PROBLEM TO WORK ON: Among the lines below, tally those that contain "date" and respond with the total only.

Collected data entries:
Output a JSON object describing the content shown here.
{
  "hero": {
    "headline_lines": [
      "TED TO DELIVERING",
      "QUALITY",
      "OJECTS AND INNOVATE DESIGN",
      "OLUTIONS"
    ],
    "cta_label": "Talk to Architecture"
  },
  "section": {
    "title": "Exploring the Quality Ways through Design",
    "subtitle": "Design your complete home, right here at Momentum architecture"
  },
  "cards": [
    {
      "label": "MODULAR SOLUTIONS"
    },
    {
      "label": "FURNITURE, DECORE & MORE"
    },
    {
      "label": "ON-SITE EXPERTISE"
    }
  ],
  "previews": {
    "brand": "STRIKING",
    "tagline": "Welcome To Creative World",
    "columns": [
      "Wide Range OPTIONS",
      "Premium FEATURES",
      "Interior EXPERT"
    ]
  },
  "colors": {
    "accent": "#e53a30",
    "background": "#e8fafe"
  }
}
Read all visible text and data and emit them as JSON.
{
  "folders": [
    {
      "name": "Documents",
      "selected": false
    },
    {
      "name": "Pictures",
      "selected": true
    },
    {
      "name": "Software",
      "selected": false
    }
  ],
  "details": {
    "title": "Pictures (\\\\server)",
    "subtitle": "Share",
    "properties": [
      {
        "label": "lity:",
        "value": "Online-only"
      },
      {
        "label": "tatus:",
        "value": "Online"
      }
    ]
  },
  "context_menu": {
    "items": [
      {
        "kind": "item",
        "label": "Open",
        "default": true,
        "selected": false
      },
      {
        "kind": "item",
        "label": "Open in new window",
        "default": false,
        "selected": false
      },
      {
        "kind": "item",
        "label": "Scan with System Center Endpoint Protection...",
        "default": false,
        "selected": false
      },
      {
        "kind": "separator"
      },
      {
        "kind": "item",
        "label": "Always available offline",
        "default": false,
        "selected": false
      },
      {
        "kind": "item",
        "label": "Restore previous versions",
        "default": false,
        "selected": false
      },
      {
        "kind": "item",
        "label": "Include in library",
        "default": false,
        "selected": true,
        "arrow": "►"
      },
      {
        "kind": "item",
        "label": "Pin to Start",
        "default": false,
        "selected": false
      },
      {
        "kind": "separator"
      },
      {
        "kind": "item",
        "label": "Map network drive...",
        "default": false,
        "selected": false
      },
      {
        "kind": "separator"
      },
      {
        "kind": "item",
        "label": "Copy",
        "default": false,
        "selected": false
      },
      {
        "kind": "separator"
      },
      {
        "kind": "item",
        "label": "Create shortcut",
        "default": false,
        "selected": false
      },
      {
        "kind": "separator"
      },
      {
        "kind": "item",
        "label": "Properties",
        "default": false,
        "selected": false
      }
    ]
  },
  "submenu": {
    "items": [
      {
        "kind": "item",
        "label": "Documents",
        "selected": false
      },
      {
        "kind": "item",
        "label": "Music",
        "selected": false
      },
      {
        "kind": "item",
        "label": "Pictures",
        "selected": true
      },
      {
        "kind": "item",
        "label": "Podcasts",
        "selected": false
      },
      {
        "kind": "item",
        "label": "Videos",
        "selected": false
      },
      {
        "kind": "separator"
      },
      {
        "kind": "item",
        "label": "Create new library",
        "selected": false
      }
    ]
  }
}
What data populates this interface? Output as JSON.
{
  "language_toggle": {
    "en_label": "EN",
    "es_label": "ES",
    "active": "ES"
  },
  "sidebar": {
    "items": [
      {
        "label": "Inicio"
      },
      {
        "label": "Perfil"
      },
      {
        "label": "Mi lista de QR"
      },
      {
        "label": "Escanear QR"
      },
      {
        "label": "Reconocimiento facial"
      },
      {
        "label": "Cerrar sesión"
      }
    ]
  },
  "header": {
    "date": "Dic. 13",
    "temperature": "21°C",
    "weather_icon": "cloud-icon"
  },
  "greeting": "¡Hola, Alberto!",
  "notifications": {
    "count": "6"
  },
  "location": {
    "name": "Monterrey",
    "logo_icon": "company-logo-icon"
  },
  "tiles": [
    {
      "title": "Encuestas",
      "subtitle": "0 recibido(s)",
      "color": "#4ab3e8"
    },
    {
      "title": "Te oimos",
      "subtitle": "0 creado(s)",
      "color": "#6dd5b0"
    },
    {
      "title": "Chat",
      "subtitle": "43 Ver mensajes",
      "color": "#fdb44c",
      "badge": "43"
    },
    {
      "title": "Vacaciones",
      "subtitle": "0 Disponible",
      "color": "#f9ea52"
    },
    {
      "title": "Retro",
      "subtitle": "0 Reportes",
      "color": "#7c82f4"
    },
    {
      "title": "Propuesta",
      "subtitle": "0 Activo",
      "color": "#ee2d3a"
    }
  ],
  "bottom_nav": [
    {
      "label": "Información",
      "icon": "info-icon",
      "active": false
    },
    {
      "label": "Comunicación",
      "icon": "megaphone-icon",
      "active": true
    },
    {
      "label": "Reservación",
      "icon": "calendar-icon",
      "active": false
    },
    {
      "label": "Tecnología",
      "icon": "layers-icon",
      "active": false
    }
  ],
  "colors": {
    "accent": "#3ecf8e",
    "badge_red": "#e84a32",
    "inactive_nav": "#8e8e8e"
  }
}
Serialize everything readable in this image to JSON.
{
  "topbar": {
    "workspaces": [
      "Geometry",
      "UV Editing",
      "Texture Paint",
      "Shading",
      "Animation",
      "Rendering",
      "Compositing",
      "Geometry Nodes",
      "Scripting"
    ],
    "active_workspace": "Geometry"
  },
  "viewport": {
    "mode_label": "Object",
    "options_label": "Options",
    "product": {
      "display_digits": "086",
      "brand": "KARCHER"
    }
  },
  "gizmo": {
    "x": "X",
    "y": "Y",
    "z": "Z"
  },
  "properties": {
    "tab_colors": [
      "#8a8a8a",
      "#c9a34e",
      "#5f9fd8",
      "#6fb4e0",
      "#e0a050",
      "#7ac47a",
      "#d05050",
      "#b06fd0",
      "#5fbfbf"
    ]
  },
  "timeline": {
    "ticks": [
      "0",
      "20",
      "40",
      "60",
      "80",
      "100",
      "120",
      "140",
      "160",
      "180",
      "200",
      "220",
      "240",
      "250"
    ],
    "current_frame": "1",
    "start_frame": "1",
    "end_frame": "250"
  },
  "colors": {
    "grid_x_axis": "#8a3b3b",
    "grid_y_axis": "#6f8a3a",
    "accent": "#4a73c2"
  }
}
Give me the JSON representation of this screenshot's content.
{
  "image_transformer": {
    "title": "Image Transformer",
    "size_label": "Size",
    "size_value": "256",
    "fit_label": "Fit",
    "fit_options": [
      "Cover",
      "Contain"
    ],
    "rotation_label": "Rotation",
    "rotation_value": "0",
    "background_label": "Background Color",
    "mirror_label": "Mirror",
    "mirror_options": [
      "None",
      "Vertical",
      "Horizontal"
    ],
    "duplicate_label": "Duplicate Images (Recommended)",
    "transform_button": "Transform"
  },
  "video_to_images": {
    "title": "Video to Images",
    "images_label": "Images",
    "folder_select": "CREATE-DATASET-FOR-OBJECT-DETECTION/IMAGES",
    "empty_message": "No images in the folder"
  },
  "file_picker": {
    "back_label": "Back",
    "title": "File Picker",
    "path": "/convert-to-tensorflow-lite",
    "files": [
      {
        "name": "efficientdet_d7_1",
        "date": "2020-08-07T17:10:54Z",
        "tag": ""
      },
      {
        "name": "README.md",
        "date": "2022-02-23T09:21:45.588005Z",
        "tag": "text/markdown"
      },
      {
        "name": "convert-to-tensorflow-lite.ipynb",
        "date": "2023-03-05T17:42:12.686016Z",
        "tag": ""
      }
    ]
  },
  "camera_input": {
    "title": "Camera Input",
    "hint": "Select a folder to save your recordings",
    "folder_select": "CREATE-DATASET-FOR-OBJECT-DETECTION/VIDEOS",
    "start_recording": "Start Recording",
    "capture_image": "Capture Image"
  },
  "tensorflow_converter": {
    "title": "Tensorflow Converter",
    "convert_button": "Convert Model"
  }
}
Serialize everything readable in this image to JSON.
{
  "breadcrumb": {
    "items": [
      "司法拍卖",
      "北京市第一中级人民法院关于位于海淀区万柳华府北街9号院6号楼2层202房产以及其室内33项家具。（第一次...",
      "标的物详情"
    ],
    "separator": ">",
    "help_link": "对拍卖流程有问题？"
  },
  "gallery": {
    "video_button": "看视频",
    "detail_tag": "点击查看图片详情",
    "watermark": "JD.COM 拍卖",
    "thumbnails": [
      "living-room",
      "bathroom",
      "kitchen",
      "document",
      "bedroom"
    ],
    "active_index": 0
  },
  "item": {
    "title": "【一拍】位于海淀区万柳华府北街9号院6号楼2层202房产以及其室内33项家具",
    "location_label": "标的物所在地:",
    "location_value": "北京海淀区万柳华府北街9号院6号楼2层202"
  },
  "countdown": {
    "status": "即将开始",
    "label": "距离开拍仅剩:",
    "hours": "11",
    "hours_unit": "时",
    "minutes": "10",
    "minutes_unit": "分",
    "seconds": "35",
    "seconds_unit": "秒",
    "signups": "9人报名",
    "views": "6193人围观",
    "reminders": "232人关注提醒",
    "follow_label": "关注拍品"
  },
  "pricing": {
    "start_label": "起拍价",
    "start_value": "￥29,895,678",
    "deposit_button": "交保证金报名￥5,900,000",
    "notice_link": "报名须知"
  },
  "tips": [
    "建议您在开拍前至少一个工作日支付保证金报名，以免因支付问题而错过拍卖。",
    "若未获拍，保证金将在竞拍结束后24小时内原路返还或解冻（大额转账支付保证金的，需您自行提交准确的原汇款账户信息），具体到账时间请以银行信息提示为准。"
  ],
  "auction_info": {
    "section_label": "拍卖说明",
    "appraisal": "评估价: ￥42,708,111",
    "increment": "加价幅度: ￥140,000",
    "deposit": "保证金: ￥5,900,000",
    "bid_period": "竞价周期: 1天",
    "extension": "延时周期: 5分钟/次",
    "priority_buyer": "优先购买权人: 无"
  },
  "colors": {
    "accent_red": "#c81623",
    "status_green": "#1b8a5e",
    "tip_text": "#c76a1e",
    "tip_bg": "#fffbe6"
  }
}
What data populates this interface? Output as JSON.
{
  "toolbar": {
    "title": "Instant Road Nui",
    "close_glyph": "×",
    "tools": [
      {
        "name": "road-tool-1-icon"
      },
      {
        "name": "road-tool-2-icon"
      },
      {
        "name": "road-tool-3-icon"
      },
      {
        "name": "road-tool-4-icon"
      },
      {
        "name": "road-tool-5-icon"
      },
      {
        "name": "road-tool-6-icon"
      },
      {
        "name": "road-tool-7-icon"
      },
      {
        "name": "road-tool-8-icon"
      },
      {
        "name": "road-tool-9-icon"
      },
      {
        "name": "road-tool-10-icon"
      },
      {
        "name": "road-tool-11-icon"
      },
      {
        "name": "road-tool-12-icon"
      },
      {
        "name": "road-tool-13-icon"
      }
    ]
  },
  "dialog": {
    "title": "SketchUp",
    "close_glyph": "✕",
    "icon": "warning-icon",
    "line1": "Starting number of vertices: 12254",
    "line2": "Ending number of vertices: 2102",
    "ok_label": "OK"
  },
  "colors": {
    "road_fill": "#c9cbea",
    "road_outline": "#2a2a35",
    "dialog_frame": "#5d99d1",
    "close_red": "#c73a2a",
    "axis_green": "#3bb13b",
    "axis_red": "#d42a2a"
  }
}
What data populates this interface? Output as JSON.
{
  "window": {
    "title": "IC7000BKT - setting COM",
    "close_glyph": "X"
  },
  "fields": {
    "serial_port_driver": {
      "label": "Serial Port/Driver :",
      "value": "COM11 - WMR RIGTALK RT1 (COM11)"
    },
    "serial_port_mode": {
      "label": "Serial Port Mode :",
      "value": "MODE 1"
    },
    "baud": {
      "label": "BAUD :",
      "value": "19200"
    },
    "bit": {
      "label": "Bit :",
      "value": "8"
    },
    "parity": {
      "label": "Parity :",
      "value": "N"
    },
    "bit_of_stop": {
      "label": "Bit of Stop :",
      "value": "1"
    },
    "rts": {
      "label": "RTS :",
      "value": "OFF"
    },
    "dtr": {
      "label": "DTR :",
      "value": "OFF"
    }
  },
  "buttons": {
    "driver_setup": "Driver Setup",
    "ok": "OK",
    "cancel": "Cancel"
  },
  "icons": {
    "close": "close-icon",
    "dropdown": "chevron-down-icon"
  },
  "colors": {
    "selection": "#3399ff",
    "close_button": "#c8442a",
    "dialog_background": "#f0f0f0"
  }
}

RESPONSE BELOW: 4